Edible chrysanthemum is often used in cooking as a leafy herb. Its leaves and stems have a unique flavor, with a mild bitterness, distinctive floral aroma, and peppery notes.
The taste is so unlike other leafy greens that finding a substitute for Tung Ho is difficult, which is why we always recommend growing it or buying it from local Asian markets.
1. Medicinal uses for garland chrysanthemum
Garland chrysanthemum also has numerous medicinal uses. It is rich in potassium, carotene, iron, calcium, vitamins A and B1, and antioxidants. The leaves and flowers are often used to make chrysanthemum tea, which can help with weight loss and protect against kidney, lung, and cardiovascular diseases.
2. Culinary uses for garland chrysanthemum
The most prized parts of this plant are the young, tender stems and leaves, which can also be eaten raw. The flower petals are also edible and can be sprinkled on top of various dishes as a garnish.
To make the most of garland chrysanthemum, we recommend cooking it as little as possible. Blanching, sautéing or stir-frying for less than a minute is ideal. Otherwise, it will lose its texture, and the flavor will become too bitter.
Crown daisy leaves are typically used in dishes such as udon and chop suey and stews and soups, added at the last minute.

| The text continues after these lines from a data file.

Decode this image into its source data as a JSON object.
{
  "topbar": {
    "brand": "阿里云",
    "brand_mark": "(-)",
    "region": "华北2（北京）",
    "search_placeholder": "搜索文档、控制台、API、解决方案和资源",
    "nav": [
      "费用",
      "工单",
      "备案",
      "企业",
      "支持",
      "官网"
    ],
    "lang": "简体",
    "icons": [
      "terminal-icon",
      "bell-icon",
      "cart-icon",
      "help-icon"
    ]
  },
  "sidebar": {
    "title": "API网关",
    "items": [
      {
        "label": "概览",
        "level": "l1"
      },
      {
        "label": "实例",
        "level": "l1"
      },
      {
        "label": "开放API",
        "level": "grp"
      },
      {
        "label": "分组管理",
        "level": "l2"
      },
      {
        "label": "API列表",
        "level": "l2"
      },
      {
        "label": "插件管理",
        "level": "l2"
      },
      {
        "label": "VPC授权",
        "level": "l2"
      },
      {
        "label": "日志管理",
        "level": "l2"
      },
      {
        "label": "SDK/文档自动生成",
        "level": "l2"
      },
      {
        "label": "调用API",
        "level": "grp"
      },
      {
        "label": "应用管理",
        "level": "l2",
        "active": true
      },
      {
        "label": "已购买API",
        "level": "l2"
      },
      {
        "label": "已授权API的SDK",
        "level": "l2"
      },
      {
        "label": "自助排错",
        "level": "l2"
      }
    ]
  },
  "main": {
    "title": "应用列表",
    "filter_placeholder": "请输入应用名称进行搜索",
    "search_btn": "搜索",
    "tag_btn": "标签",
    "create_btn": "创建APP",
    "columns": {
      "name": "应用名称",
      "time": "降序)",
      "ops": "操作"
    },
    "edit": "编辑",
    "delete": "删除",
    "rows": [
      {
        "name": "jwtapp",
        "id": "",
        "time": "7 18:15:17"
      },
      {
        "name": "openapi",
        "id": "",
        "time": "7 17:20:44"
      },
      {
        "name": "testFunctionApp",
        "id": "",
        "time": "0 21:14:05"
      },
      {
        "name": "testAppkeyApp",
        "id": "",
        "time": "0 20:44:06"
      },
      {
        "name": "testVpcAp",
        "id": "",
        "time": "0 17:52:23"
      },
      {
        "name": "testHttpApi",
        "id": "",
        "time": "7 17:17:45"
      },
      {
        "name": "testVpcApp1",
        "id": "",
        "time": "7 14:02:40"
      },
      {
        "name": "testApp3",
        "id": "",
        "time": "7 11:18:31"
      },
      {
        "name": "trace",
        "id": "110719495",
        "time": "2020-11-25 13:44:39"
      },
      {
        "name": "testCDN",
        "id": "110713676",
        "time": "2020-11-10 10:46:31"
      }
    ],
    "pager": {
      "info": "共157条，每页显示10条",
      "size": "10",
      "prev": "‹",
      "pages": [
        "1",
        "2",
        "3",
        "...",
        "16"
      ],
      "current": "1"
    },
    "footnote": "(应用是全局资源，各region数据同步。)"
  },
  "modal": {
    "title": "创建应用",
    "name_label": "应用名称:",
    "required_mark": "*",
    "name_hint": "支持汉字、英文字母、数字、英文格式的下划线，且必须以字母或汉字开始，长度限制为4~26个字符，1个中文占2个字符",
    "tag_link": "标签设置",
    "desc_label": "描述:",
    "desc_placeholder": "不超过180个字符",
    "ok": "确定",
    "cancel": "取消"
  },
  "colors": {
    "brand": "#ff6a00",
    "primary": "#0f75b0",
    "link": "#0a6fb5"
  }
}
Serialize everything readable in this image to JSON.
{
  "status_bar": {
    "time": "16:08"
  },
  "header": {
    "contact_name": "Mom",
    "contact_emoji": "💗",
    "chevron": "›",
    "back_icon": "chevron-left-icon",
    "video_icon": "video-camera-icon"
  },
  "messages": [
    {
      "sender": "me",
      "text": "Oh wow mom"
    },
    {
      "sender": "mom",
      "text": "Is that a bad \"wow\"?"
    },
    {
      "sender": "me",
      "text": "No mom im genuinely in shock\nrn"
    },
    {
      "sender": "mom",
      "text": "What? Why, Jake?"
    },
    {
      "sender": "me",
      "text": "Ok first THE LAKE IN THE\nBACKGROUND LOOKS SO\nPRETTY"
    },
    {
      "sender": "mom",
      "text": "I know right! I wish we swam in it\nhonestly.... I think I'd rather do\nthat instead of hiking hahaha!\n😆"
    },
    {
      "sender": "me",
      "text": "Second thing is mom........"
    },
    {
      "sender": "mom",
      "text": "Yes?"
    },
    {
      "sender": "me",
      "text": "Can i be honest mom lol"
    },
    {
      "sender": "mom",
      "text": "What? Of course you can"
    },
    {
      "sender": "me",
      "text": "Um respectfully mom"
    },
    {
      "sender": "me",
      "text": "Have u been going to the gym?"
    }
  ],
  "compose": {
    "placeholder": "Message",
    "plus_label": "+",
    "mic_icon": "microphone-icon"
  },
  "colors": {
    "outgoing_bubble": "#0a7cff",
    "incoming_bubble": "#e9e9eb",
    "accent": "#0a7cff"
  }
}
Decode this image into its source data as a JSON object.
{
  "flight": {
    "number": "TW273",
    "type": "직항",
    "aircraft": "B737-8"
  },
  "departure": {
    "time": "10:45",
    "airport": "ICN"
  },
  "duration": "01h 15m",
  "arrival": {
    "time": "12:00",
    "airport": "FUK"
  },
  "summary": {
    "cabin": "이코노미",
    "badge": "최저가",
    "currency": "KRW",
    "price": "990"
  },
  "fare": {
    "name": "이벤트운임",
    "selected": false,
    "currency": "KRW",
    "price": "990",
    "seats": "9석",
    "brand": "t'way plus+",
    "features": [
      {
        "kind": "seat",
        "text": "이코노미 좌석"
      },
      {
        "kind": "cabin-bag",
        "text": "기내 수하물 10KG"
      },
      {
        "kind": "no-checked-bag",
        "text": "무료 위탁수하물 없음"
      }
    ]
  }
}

The tender chrysanthemum greens can also be added raw into salads, the same way you would use microgreens.
Garland chrysanthemum is a plant that not only looks great in your garden but also produces a delicious, healthy crop.
It’s also super easy to grow — let’s recap the basics.
- Garland chrysanthemum is one of the easiest Asian vegetables you can grow.
- It’s a cold season crop that can be sowed twice a year, once in spring and again in autumn.
- It is virtually pest-free and can even be used as a pest-deterrent in your garden.
- Harvest garland daisy stems and leaves when they’re young, around 4 to 6 weeks after the plants have germinated.
- Cook for as little as possible to preserve its unique taste and texture.
Now all you need to do is start sowing your own Garland chrysanthemum seeds!
- Alocasia Cucullata: Parenting the “Fortune-Calling” Buddha Palm Plant - September 20, 2021
- Philodendron Lupinum: Nurturing the Ever-Changing, Climbing Philodendron - September 20, 2021
- Phalaenopsis Violacea: The Gorgeous Tropical Beauty - September 20, 2021